The reduction will not eliminate any ministries, but some will be consolidated, reported the Boston Globe.
Cardinal Sean O'Malley, archbishop of Boston, had pledged to cut 50 positions from the chancery staff as part of his strategy for fiscal recovery. The current reduction is being accomplished by transferring some employees to assist parishes and other services.
Diocesan spokesman Kevin Shea said some of the lay-offs are diocesan priests, who are being reassigned to parishes, and religious-order priests, nuns, and brothers, who are being reassigned by their orders.
The archdiocese has been struggling financially since the abuse crisis in 2002, which caused a dramatic reduction in contributions. The archdiocese has reduced its staff by 30 percent since 2002.
Bogotá, Colombia, Jun 21, 2006 (CNA) - Young people in Colombia are preparing to take part in the National Buga Pilgrimage, June 30-July 2 in order to gear-up for the next World Youth Day, which will be held in Sydney, Australia, in 2008.
The event will have as its theme, “Your Word is a Light for my Path,” and according to the Fides news agency, “the pilgrimage is for young people aged 15 to 30 already active in the field of youth pastoral and activities with young people.”

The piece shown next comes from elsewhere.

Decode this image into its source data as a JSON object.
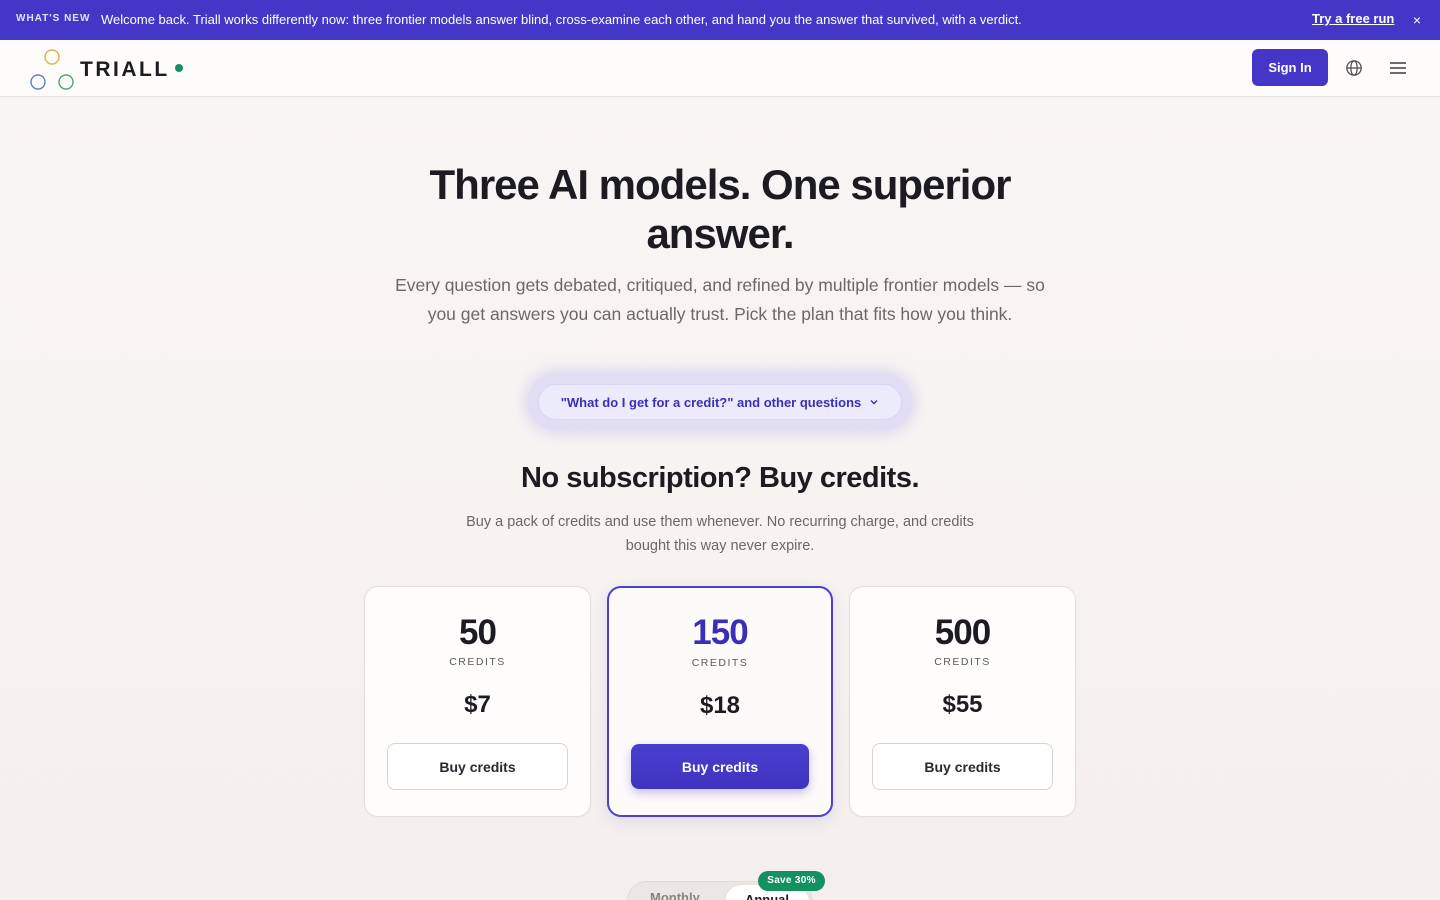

About 60 young people from each diocese in Colombia are expected to take part. Besides prayers, catechesis and a penitential liturgy with individual confession, the pilgrimage will include cultural events, recreational activities, a stop at the Shrine of the Lord of Miracles in the city of Buga, and a closing Mass.